Actress Jennifer Lawrence and Stan Lee attend the 20th Century Fox panel during Comic-Con International 2015 at the San Diego Convention Center.(Albert L. Ortega / Getty Images)
Stan Lee guest stars as a distinguished bystander and Imali Perera as the reporter in the CW show “Nikita” in an episode called “The Guardian.”(Ben Mark Holzberg / The CW)
In “The Big Bang Theory” episode “The Excelsior Acquisition,” the cast (clockwise from left: Johnny Galecki, Simon Helberg, Kunal Nayyar, Jim Parsons and Kaley Cuoco) pose with Stan Lee, who guest stars as himself.(Cliff Lipson / CBS)
Writer and comics legend Stan Lee attends the 2011 premiere of Marvel Studios’ “Marvel’s the Avengers” at the El Capitan Theatre.(David Livingston / Getty Images)
Pamela Anderson, left, voices the character Stripperella on “Stan Lee’s Stripperella,” which ran on Spike TV.(Spike TV)
Stan Lee arives at the premiere of Paramount Pictures’ and Marvel’s “Thor” at the El Capitan Theatre in 2011.(Kevin Winter / Getty Images)
Marvel comic creator Stan Lee films a cameo for “The Amazing Spider-Man 2.”(Steve Sands / Getty Images)
Stan Lee is pictured in front of a backdrop promo for the show “Who Wants to Be a Superhero?”(F. Scott Schafer / Sci Fi)
“Wolverine” actor Hugh Jackman, left, talks to legendary comic book creator Stan Lee after an interview at Comic-Con International 2008 in San Diego.(Denis Poroy / Associated Press)
Marvel Comics legend — and co–creator of “The Fantastic Four” comics — Stan Lee has a special cameo role as mailman Willie Lumpkin in the 2005 movie "Fantastic Four.”(Kerry Hayes / Twentieth Century Fox)
Using the medium he’s famous for, Stan Lee helped create “Amazing Fantastic Incredible: A Marvelous Memoir,” an account of his life.(Simon and Schuster)
Marvel comic book creator Stan Lee poses with a painting of himself and Spider-Man at his home in Los Angeles in 2002.(Genaro Molina / Los Angeles Times)
In his post, Maher explained that although he had “nothing against comic books,” the entire medium was just “kid stuff,” suggesting the people grieving Lee’s death struggle to handle “grown-up things.”
“I don’t think it’s a huge stretch to suggest that Donald Trump could only get elected in a country that thinks comic books are important,” Maher concluded.
Lee’s camp pointed out that Maher had a right to believe whatever he wanted to about comics. However, they took issue with his dismissal of Lee’s impact on comic book fans.
“Countless people can attest to how Stan inspired them to read, taught them that the world is not made up of absolutes, that heroes can have flaws and even villains can show humanity within their souls,” they said in the letter.
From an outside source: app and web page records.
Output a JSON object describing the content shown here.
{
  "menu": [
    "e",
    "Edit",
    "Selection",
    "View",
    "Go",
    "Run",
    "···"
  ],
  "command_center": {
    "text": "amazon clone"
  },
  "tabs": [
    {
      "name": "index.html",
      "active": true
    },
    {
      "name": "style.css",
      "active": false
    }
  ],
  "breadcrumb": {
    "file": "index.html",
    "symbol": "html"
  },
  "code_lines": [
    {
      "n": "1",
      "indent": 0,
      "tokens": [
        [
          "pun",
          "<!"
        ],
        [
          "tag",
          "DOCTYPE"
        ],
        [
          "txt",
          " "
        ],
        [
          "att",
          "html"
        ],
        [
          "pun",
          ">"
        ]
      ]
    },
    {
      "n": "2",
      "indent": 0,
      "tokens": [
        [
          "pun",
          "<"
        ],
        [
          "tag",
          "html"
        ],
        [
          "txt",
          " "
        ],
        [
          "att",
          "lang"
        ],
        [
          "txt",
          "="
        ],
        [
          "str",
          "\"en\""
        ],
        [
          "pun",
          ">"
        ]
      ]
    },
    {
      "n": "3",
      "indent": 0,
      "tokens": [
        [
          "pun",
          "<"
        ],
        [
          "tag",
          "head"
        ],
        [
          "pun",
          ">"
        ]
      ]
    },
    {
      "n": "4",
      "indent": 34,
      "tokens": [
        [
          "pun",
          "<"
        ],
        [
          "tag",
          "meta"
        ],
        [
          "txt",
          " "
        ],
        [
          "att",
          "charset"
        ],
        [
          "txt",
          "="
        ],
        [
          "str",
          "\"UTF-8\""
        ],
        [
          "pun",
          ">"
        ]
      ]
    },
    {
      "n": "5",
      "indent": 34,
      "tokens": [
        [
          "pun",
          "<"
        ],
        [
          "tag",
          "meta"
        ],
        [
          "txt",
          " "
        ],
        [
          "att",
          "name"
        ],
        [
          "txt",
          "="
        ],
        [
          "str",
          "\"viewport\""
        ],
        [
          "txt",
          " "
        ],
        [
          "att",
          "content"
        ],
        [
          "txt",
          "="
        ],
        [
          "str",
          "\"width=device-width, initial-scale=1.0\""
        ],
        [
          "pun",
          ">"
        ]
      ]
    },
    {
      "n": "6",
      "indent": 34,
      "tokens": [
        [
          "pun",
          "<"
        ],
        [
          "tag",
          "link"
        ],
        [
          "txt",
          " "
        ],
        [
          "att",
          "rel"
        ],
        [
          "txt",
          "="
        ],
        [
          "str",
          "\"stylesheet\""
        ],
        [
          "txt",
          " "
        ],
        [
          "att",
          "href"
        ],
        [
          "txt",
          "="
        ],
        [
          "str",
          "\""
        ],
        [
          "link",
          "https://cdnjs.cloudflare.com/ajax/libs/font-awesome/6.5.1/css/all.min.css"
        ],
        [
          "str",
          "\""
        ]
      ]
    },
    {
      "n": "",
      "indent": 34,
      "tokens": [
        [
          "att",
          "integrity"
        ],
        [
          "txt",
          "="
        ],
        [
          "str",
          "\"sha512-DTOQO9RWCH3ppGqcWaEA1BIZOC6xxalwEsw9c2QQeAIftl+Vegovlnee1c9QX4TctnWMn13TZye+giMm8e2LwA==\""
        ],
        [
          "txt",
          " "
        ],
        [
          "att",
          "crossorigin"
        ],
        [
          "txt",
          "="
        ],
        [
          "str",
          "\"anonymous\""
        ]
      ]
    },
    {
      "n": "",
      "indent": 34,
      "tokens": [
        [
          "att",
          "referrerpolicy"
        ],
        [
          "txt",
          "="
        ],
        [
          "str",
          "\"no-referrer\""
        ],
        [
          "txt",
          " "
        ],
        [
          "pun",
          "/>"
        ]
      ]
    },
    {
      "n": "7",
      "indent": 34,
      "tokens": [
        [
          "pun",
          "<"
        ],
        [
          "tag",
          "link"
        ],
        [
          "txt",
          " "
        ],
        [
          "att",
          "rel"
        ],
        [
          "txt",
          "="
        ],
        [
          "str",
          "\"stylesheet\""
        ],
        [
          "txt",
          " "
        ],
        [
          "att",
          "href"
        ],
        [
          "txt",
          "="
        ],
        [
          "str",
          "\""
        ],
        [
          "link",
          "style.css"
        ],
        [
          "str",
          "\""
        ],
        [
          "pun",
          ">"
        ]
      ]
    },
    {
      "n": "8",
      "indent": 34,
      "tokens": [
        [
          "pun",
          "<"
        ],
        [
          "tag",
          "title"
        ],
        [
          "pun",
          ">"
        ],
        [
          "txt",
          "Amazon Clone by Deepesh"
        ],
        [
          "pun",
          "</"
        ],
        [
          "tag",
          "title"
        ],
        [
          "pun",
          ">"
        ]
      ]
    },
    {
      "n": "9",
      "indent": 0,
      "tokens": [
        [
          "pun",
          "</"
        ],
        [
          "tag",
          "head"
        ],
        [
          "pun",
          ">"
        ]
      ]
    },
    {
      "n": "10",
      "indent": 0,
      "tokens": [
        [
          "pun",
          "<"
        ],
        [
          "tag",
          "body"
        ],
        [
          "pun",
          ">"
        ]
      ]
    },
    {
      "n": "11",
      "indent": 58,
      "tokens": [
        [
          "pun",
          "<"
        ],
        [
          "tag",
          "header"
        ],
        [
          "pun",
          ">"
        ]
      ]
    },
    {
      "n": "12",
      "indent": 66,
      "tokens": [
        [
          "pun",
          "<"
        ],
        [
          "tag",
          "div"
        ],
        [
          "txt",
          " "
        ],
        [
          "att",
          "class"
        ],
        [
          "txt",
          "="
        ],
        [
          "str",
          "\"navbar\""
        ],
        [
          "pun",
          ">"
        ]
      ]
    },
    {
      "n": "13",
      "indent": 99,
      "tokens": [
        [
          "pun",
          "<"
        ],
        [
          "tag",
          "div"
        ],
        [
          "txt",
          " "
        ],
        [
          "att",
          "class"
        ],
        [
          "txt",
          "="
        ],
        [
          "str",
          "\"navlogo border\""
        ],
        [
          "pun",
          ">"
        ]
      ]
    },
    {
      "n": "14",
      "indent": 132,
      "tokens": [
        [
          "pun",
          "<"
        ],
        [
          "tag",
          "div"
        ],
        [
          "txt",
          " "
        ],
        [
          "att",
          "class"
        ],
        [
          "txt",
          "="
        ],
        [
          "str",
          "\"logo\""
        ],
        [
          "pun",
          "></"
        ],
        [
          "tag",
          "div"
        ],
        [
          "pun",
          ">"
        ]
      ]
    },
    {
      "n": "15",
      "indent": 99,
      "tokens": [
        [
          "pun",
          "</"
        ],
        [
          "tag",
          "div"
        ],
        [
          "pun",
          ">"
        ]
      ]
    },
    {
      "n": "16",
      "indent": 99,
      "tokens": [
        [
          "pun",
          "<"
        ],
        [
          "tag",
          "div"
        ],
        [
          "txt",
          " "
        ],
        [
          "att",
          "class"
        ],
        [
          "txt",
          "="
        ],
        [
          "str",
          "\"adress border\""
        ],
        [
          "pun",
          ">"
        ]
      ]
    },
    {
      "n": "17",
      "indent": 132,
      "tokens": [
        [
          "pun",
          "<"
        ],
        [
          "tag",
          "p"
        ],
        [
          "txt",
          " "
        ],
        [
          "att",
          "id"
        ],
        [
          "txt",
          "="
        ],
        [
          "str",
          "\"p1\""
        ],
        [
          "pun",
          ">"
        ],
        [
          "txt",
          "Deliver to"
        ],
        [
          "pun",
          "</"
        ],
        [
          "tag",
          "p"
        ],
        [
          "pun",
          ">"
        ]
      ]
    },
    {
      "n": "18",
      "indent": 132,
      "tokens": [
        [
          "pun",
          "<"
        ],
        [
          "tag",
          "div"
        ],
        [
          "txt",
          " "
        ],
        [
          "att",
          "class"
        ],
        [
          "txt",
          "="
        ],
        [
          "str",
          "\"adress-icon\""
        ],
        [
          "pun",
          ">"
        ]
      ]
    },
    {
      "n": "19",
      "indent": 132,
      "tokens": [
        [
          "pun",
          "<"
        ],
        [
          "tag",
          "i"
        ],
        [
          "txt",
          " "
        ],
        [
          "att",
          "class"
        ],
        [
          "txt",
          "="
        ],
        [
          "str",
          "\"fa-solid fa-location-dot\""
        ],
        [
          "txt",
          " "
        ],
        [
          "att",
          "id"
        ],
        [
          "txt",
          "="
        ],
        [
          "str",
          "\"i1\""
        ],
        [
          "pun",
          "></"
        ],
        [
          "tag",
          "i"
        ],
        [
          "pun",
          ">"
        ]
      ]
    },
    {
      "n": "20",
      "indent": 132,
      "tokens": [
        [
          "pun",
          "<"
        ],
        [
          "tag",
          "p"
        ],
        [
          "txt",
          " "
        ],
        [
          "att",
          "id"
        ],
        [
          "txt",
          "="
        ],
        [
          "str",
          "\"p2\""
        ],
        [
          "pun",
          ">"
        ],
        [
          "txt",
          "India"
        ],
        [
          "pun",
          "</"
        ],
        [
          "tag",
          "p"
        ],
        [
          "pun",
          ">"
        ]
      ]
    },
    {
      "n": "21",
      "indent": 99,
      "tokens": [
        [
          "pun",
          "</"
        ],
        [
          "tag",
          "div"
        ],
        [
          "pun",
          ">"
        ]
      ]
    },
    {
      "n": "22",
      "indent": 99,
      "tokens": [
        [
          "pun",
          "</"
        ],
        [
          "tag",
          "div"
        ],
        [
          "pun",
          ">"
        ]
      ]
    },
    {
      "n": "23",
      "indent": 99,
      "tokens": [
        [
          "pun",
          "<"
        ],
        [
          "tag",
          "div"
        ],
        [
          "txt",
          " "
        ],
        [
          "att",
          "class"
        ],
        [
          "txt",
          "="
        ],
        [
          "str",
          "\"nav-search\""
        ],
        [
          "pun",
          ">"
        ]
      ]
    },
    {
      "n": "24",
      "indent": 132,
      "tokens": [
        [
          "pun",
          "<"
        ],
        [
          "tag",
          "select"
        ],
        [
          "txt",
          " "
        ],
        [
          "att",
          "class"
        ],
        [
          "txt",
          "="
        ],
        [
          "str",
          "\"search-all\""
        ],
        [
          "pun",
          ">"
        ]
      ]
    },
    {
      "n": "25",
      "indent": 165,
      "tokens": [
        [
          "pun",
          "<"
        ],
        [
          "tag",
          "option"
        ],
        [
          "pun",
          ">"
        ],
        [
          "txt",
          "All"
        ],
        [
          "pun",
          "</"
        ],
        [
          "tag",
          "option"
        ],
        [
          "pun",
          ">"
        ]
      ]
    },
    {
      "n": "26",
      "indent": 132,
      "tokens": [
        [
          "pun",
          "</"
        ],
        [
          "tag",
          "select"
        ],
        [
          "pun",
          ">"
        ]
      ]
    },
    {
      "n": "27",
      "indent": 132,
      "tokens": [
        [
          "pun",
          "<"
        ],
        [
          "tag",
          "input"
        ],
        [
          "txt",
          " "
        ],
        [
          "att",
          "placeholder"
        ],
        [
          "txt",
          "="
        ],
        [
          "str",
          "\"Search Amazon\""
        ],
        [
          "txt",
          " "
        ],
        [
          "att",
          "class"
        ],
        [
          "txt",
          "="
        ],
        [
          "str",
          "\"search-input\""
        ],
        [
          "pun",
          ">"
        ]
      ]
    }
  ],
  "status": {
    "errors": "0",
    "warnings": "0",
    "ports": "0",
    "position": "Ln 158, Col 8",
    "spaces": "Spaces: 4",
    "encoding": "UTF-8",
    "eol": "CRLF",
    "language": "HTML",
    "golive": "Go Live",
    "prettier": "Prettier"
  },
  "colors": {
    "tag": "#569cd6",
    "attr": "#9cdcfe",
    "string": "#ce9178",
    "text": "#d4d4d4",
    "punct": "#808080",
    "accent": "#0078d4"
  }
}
Lee’s camp urged Maher to think about the platform he has access to because “with great power there must also come -- great responsibility.”
This is not the first time Maher has gotten upset over adults partaking in what he perceived as “a kid thing.” Last year, the TV personality made headlines for using a racist slur during a live taping of his HBO show while discussing adults who dress up for Halloween. Maher later apologized for using the epithet.
Read Pow Entertainment’s full letter here.